Reading this review, in which the reader had confused me with the characters in the book, made me feel a lot less complacent about the recent Kite Runner flap.
I read the book years ago, found it very moving, was excited to know that a film is about to be released. Then I saw in the news that certain, ah, unsophisticated Afghanis might think the movie was real. That the actors who so tellingly portrayed these fictional characters might be in real physical danger because of the cultural undertones of what happened to them in the film. All the news reports have been, I suppose, a little bemused that people in this day and age can mistake fiction for reality. There's been a lot of talk about how backward these benighted folks must be to actually believe a movie.
We "sivilized" types think we know better. But do we? And in fact, shouldn't a work of art draw us in so much that we do in fact believe? Shouldn't we be a little envious of those for whom the magic of storytelling is still magic? Can't we still believe in transubstantiation despite the law of conservation of matter?
I realize now that Mr Martes' reaction to my book isn't that far removed from the reaction of our Pashtun friend who may never have seen a movie before. He too thinks it is real and ... in the final analysis ... I have to take his ad hominem interpretation of my book as a kind of compliment. Like the booing of Mr. Geer.
A work of art, you see, has an existence quite independent of its creator. And when you look into such a work, it is always a mirror. It always yourself that you see in it ... not the author of the work. My lady friend, my multiple personality friend, and many others saw something of their own selves in my book. And they weren't ashamed of the self that they saw. But perhaps the self that Mr. Martes saw reflected in my book was a much darker one than he dared to admit to himself. For all his protestations, Mr. Martes insists that he read the book from cover to cover, leading me to suspect that he may have enjoyed some its "dirty bits" even though he may have hated himself in the morning. Perhaps he always had such fantasies of kinky sex and violence, but as long as he never saw them written out, he would never have to confront them. And perhaps if he did confront them, he could have more compassion for himself, and could even start to heal.
Of course, now I am psychoanalyzing this person I've never met, but as we say in kindergarten, He started it.

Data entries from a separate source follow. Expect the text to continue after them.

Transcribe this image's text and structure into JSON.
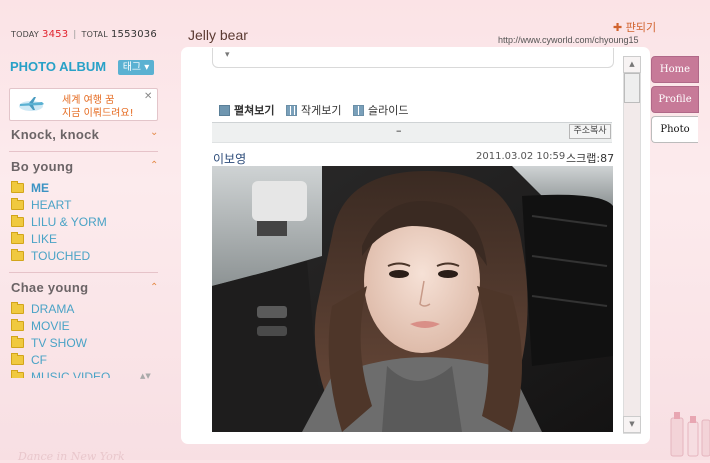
{
  "counter": {
    "today_label": "TODAY",
    "today_value": "3453",
    "total_label": "TOTAL",
    "total_value": "1553036"
  },
  "sidebar": {
    "album_title": "PHOTO ALBUM",
    "tag_button": "태그 ▾",
    "ad": {
      "line1": "세계 여행 꿈",
      "line2": "지금 이뤄드려요!",
      "close": "✕"
    },
    "sections": [
      {
        "title": "Knock, knock",
        "arrow": "⌄",
        "items": []
      },
      {
        "title": "Bo young",
        "arrow": "⌃",
        "items": [
          "ME",
          "HEART",
          "LILU & YORM",
          "LIKE",
          "TOUCHED"
        ]
      },
      {
        "title": "Chae young",
        "arrow": "⌃",
        "items": [
          "DRAMA",
          "MOVIE",
          "TV SHOW",
          "CF",
          "MUSIC VIDEO"
        ]
      }
    ],
    "scroll_glyph": "▲▼"
  },
  "header": {
    "title": "Jelly bear",
    "paneul_link": "✚ 퍈되기",
    "url": "http://www.cyworld.com/chyoung15"
  },
  "main": {
    "view_options": [
      "펼쳐보기",
      "작게보기",
      "슬라이드"
    ],
    "post_dash": "–",
    "copy_url": "주소복사",
    "author": "이보영",
    "date": "2011.03.02 10:59",
    "scrap": "스크랩:87"
  },
  "scrollbar": {
    "up": "▲",
    "down": "▼"
  },
  "tabs": {
    "home": "Home",
    "profile": "Profile",
    "photo": "Photo"
  },
  "footer": {
    "deco_text": "Dance in New York"
  },
  "colors": {
    "accent_blue": "#28a1c7",
    "tab_pink": "#c77a98",
    "counter_red": "#e0232e"
  }
}
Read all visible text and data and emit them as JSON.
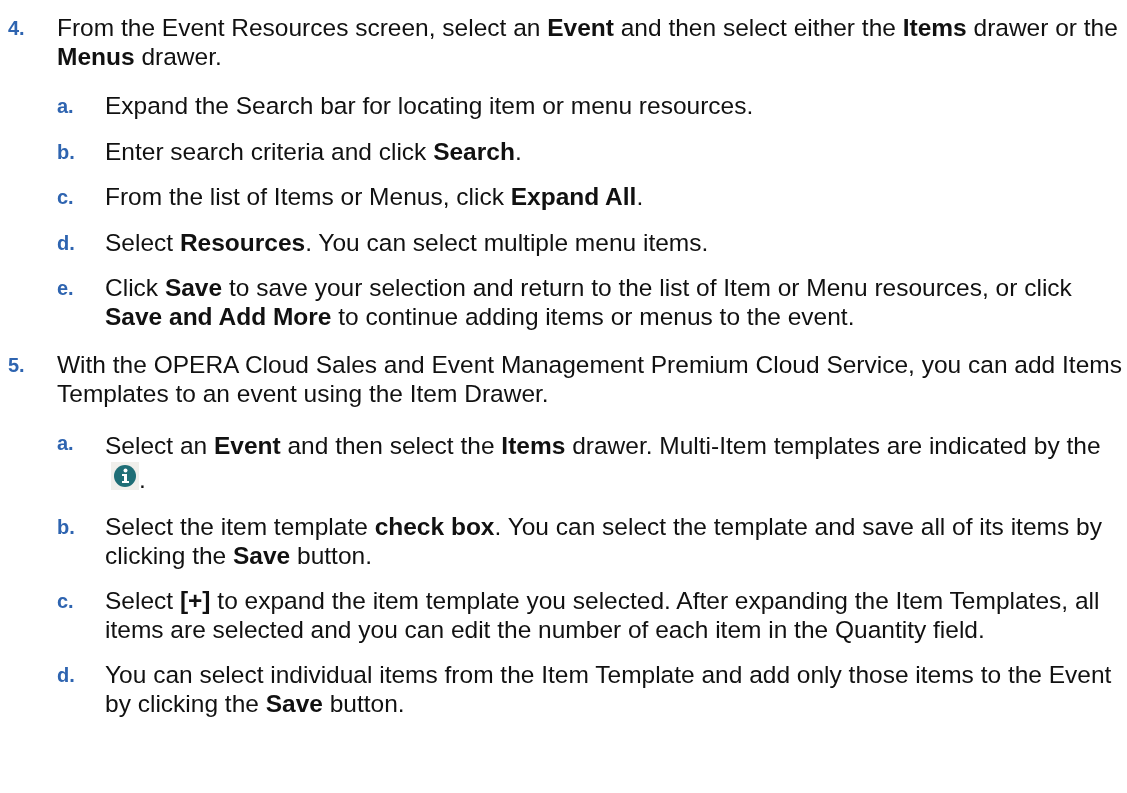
{
  "steps": [
    {
      "number": "4.",
      "text": "From the Event Resources screen, select an **Event** and then select either the **Items** drawer or the **Menus** drawer.",
      "substeps": [
        {
          "letter": "a.",
          "text": "Expand the Search bar for locating item or menu resources."
        },
        {
          "letter": "b.",
          "text": "Enter search criteria and click **Search**."
        },
        {
          "letter": "c.",
          "text": "From the list of Items or Menus, click **Expand All**."
        },
        {
          "letter": "d.",
          "text": "Select **Resources**. You can select multiple menu items."
        },
        {
          "letter": "e.",
          "text": "Click **Save** to save your selection and return to the list of Item or Menu resources, or click **Save and Add More** to continue adding items or menus to the event."
        }
      ]
    },
    {
      "number": "5.",
      "text": "With the OPERA Cloud Sales and Event Management Premium Cloud Service, you can add Items Templates to an event using the Item Drawer.",
      "substeps": [
        {
          "letter": "a.",
          "kind": "with_icon",
          "text": "Select an **Event** and then select the **Items** drawer. Multi-Item templates are indicated by the",
          "text_after": "."
        },
        {
          "letter": "b.",
          "text": "Select the item template **check box**. You can select the template and save all of its items by clicking the **Save** button."
        },
        {
          "letter": "c.",
          "text": "Select **[+]** to expand the item template you selected. After expanding the Item Templates, all items are selected and you can edit the number of each item in the Quantity field."
        },
        {
          "letter": "d.",
          "text": "You can select individual items from the Item Template and add only those items to the Event by clicking the **Save** button."
        }
      ]
    }
  ]
}
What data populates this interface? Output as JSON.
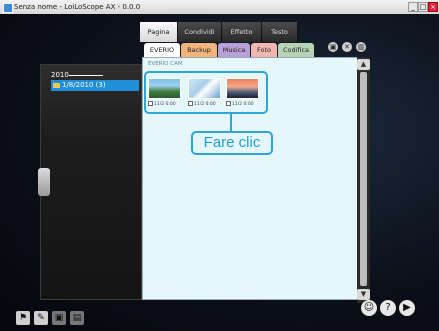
{
  "window": {
    "title": "Senza nome - LoiLoScope AX - 0.0.0",
    "min": "_",
    "max": "□",
    "close": "×"
  },
  "top_tabs": [
    {
      "label": "Pagina iniziale",
      "active": true
    },
    {
      "label": "Condividi",
      "active": false
    },
    {
      "label": "Effetto",
      "active": false
    },
    {
      "label": "Testo",
      "active": false
    }
  ],
  "sub_tabs": [
    {
      "label": "EVERIO CAM",
      "color": "#ffffff"
    },
    {
      "label": "Backup",
      "color": "#f1b47d"
    },
    {
      "label": "Musica",
      "color": "#b9a0d6"
    },
    {
      "label": "Foto",
      "color": "#f2b8b0"
    },
    {
      "label": "Codifica",
      "color": "#b6d3b6"
    }
  ],
  "circle_buttons": [
    {
      "label": "▣"
    },
    {
      "label": "✕"
    },
    {
      "label": "▥"
    }
  ],
  "left_panel": {
    "year": "2010",
    "date_item": "1/8/2010 (3)"
  },
  "main": {
    "breadcrumb": "EVERIO CAM",
    "thumbnails": [
      {
        "label": "11/2 0:00"
      },
      {
        "label": "11/2 0:00"
      },
      {
        "label": "11/2 0:00"
      }
    ]
  },
  "callout": {
    "text": "Fare clic"
  },
  "scroll": {
    "up": "▲",
    "down": "▼"
  },
  "bottom_icons": [
    "⚑",
    "✎",
    "▣",
    "▤"
  ],
  "bottom_right": [
    "☺",
    "?",
    "▶"
  ]
}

In my life I've had the privilege of meeting pretty much every living horror writer, from Stephen King to Dean Koontz to Ramsey Campbell and so on. Many, like the late Robert Bloch, became very close friends. And I will say this about horror writers: as a group, they are the sanest, happiest, least screwed-up humans I know. I think it's because they spend a lot of time in front of that mirror, and they've stared their way through all the dark parts, and they've seen at least a glimmer of light on the other side.